Magic Leap CEO Rony Abovitz states that Microsoft’s HoloLens is causing possible brain damage: “There are a class of devices (see-through and non-see-through) called stereoscopic 3D. We at Magic Leap believe these inputs into the eye-brain system are incorrect — and can cause a spectrum of temporary and/or permanent neurologic deficits”. He adds: “our philosophy as a company (and my personal view) is to “leave no footprints” in the brain. The brain is very neuroplastic – and there is no doubt that near-eye stereoscopic 3D systems have the potential to cause neurologic change. There is a history (for optics geeks) of issues that near-eye stereoscopic 3D may cause — but this has always been very limited use and small populations (like the military). We have done an internal hazard and risk analysis (like the kind I did from my med-tech/surgical robotics days) on the spectrum of hazards that may occur to a wide array of users. Frequency of use, duration of use, and the neuroplasticity of the user are all key factors – but because we are all people – we may all be impacted.”

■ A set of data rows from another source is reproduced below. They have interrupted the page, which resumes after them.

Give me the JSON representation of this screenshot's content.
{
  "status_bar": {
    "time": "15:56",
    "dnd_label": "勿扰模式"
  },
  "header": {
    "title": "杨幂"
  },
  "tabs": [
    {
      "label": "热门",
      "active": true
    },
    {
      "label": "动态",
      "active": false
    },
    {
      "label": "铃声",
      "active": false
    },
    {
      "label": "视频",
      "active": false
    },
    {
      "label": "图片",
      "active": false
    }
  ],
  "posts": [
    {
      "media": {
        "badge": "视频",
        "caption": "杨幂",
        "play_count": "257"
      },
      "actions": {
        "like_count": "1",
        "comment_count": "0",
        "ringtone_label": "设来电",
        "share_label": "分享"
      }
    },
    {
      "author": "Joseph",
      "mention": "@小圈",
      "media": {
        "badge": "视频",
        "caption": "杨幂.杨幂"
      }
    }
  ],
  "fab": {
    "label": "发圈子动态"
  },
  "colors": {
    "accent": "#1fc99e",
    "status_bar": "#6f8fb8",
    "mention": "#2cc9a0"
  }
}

Nick Statt looks for the reality value of Abovitz statements. He comes up with Joyce Farrell: “Farrell, the executive director of the Stanford Center for Image Systems Engineering, said Abovitz’s claims hold little water beyond a light-field display — as Magic Leap claims to have — being easier on the eyes. “The thing that people are complaining about that may cause fatigue is that you have to converge your eyes at a certain place in a certain way that is non consistent with natural viewing,” she told CNET of stereoscopic displays like the Oculus Rift.”